Groundwater: making the invisible visible with innovative water efficiency on World Water Day
22 March 2022
A desire to maximise efficiency and productivity at their Langhorne Creek Kimbolton Vineyards motivated Director Nicole Clark to investigate ways of using groundwater to supplement river water while maintaining water quality.
The project received funding from the Australian Government’s Water Efficiency Program and built on work previously undertaken through the Commonwealth On-Farm Further Irrigation Efficiency (COFFIE) Pilot programme, Nicole hosted Australian Government representatives, which instigated conversations and new project ideas.
Based at Langhorne Creek at the bottom end of the Murray-Darling Basin, water management has always been front of mind for third-generation vigneron Nicole.
After the millennium drought, like many local growers, she elected to access irrigation water through the Creeks Pipeline Company (CPC) and remove their reliance on Lake Alexandrina water.
Mrs Clark said accessing water through the CPC was fantastic. This water supply is much better quality because it has lower salinity levels which assists with producing high quality fruit.
“However, our major limitation has been that we could only irrigate the vineyard with the flow rate supplied at the property connection", Mrs Clark said.
"This meant that it took over 2 days to irrigate the entire vineyard because we had 13 individual irrigation shifts to cover 36 hectares.
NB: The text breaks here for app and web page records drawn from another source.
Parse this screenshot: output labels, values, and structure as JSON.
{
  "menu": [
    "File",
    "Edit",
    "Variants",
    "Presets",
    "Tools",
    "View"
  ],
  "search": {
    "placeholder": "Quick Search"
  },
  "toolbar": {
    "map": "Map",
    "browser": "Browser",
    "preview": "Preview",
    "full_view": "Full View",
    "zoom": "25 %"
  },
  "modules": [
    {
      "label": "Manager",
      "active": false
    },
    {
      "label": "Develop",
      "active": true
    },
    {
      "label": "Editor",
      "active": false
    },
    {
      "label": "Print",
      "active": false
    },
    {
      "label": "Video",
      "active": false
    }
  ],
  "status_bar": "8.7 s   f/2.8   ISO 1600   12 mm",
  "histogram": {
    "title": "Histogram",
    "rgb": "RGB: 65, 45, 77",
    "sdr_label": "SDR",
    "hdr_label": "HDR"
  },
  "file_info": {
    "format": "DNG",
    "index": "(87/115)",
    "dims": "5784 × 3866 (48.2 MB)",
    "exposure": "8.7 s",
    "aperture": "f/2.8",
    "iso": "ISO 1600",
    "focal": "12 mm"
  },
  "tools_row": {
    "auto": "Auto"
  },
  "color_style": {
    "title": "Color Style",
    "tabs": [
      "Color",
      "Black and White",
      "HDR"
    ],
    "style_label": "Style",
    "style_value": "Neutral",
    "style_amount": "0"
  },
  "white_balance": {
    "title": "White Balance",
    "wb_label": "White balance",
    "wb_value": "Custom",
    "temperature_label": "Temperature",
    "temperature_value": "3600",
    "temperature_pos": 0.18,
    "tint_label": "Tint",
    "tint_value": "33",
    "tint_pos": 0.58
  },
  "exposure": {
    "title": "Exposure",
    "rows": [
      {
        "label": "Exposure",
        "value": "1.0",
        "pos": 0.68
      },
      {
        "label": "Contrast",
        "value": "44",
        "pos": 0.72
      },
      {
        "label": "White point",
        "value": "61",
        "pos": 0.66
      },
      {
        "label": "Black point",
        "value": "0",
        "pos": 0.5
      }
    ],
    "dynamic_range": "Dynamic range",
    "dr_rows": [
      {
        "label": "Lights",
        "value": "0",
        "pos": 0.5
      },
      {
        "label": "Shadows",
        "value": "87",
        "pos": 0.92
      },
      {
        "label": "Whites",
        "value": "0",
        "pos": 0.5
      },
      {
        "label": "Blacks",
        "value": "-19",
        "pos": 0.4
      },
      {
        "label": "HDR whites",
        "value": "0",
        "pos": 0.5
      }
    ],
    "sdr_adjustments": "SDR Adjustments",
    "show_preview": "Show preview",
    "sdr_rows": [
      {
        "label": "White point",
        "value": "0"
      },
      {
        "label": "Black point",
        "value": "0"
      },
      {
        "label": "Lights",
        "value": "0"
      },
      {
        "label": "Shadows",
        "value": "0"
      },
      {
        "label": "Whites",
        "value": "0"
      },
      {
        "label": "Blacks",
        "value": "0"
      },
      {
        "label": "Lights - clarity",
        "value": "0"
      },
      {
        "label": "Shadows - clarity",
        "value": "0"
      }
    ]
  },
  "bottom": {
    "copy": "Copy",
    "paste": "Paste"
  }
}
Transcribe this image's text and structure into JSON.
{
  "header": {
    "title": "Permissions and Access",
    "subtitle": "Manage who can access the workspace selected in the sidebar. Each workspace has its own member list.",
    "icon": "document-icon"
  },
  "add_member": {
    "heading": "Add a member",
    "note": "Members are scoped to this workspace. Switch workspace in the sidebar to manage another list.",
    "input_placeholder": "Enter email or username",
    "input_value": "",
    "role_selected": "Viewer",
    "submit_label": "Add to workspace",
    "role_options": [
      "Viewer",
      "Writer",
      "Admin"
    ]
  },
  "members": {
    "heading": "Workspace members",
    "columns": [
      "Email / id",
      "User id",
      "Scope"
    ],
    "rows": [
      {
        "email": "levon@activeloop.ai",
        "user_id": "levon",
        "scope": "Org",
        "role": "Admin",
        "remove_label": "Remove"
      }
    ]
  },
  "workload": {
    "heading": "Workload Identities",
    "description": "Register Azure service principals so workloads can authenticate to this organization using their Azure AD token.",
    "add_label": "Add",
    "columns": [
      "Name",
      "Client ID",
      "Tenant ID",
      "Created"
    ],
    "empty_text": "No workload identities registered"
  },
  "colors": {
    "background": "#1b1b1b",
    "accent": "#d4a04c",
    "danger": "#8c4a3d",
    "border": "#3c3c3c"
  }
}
“The initial plan was to upgrade the automation and control system. However, with the increasing frequency of extreme heat and losing fruit in recent vintages, we knew we needed to modernise the irrigation system to manage this better.
“We decided to invest in a new 14 megalitre on-farm storage dam and pump station. This would enable higher flow rates to the vineyard and reduce the number of irrigation shifts to 4,” she said.
When planning the project and trying to future-proof the property, the discussion turned to increasing the use of licenced groundwater that the vineyard could access.
Groundwater is quite salty so CPC water been the preferred option while River Murray water allocations have been good, resulting in minimal to no use of groundwater for close to 10 years.
However awareness is growing that River Murray irrigation allocations can be impacted by increasing climate variability resulting in allocation restrictions and there is a need to prepare for the risk of this possibility.
One strategy to create a more stable water supply of suitable quality is to use River Murray water and groundwater mixed together.
Working with the Murraylands and Riverland Landscape Board, an assessment of how much groundwater could replace River Murray water when mixed together to meet the required water quality standard was undertaken. The mixing would occur in the new storage dam.
Murraylands and Riverland Landscape Board Sustainable Water Team Leader Michael Cutting said the calculations for substituting groundwater were based on the salinity levels of River Murray water and groundwater, and the relative volumes of each needed to fill the dam while maintaining acceptable salinity levels.
"We knew the new storage dam would achieve water savings by being able to irrigate proactively rather than reactively, but the ability to utilise available groundwater was an added bonus", Mr Cutting said.
"It highlights the strategic importance that on-farm storage can provide, and the efficiency and productivity gains that can be achieved.
“A region like Langhorne Creek is reliant on irrigated agriculture.
“We want to ensure farms are as sustainable and adaptive as possible. This will have massive flow-on benefits for the regional economy and all the jobs that these industries support,” Mr Cutting said.
The Water Efficiency Program is supported by the Murraylands and Riverland Landscape Board through funding from the Australian Government.
World Water Day, held on 22 March every year since 1993, celebrates water and raises awareness of the 2 billion people living without access to safe water. This year’s theme is “Groundwater: making the invisible visible.”